Advanced Studio, Spring 2012: Lima

  • Work by Ashley Morgan for advanced studio taught by Zeuler Lima, Spring 2012.
    Work by Ashley Morgan for advanced studio taught by Zeuler Lima, Spring 2012.
  • Work by Ashley Morgan for advanced studio taught by Zeuler Lima, Spring 2012.
    Work by Ashley Morgan for advanced studio taught by Zeuler Lima, Spring 2012.
  • Work by David Orndorff for advanced studio taught by Zeuler Lima, Spring 2012.
    Work by David Orndorff for advanced studio taught by Zeuler Lima, Spring 2012.
  • Work by David Orndorff for advanced studio taught by Zeuler Lima, Spring 2012.
    Work by David Orndorff for advanced studio taught by Zeuler Lima, Spring 2012.
  • Work by Reid Caudill for advanced studio taught by Zeuler Lima, Spring 2012.
    Work by Reid Caudill for advanced studio taught by Zeuler Lima, Spring 2012.
  • Work by Alec Perkins for advanced studio taught by Zeuler Lima, Spring 2012.
    Work by Alec Perkins for advanced studio taught by Zeuler Lima, Spring 2012.

Advanced Studio, Spring 2012
Interstitial Landscapes

Zeuler Lima, Associate Professor

This comprehensive studio embraces the unique history of Florence, Italy, not as a static legacy from the past, but as a dynamic contemporary phenomenon. Students are invited to respond to one of the world's most renowned public spaces—the Piazza degli Uffizi—through the creation of a City Museum connecting the plaza and the right bank of the Arno River.

The museum should not be conceived of as the traditional depository of a collection, but rather as a dynamic center for the study of the coexistence between the past, present, and future of the city. In particular, students should promote the understanding of the city's urban and architectural history, particularly its restructuring as an European metropolis in the 21st century. They must develop complementary design strategies combining the understanding and delimitation of site; the approach to urban, landscape, and architectural elements (both historic and new); and the consideration of public access and circulation, spatial sequencing, and material and environmental conditions.

The City Museum should serve as a point of encounter for citizens and visitors alike.
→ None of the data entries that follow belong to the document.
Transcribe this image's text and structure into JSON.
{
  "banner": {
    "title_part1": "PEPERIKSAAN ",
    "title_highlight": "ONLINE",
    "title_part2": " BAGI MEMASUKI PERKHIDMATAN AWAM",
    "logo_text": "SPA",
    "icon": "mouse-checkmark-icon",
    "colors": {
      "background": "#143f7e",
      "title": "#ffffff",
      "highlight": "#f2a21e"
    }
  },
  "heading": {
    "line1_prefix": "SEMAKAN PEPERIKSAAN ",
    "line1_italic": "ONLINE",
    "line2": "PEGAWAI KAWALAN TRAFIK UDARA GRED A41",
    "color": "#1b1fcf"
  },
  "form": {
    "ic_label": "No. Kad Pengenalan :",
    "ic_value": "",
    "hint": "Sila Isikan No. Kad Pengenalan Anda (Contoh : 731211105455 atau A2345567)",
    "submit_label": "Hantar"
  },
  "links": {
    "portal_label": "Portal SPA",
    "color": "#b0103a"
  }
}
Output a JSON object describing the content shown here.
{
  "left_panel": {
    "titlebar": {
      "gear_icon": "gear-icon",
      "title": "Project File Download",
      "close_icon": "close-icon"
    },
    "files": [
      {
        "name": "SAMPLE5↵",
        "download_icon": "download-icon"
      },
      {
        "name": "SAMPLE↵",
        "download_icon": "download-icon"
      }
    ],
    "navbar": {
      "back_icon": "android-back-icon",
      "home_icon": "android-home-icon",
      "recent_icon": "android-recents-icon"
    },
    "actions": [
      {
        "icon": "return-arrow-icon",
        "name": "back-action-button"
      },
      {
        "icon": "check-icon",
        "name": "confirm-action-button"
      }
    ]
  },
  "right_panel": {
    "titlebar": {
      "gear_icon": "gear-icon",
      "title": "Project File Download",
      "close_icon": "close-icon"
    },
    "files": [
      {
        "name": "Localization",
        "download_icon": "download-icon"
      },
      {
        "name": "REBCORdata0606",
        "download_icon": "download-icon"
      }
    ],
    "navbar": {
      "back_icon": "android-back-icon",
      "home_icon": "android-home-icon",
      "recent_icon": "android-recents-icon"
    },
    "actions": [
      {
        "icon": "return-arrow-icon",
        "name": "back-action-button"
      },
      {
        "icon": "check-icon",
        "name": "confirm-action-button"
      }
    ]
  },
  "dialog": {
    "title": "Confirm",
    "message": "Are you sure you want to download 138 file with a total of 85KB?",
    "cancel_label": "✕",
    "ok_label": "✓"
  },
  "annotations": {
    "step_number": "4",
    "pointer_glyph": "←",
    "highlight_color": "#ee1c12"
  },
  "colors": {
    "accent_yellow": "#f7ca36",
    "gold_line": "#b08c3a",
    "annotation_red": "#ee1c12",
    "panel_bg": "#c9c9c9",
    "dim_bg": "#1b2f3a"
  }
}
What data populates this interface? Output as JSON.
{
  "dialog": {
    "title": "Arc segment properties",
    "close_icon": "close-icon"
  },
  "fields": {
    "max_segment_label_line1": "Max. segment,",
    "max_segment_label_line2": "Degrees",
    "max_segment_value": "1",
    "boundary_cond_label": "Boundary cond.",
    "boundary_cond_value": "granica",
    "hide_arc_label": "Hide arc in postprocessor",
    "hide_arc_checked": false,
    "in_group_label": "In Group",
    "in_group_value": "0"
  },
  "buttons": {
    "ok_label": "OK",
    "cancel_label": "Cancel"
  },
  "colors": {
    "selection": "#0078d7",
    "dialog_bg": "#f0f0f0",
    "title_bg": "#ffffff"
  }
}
It should provide a forum for the debate between the simultaneous efforts of historic, territorial, and environmental preservation and the promotion of innovative studies and projects deal with contemporary, everyday spatial and social processes and urban and architectural challenges.

The historic Uffizi building and existing rowing club on the riverbank should not be affected by the City Museum proposal. However, while the plaza and belvedere must remain visually open, the area along the riverbank may be occupied with new elements connected to the museum, extending the existing belvedere and offering a second access point from the street.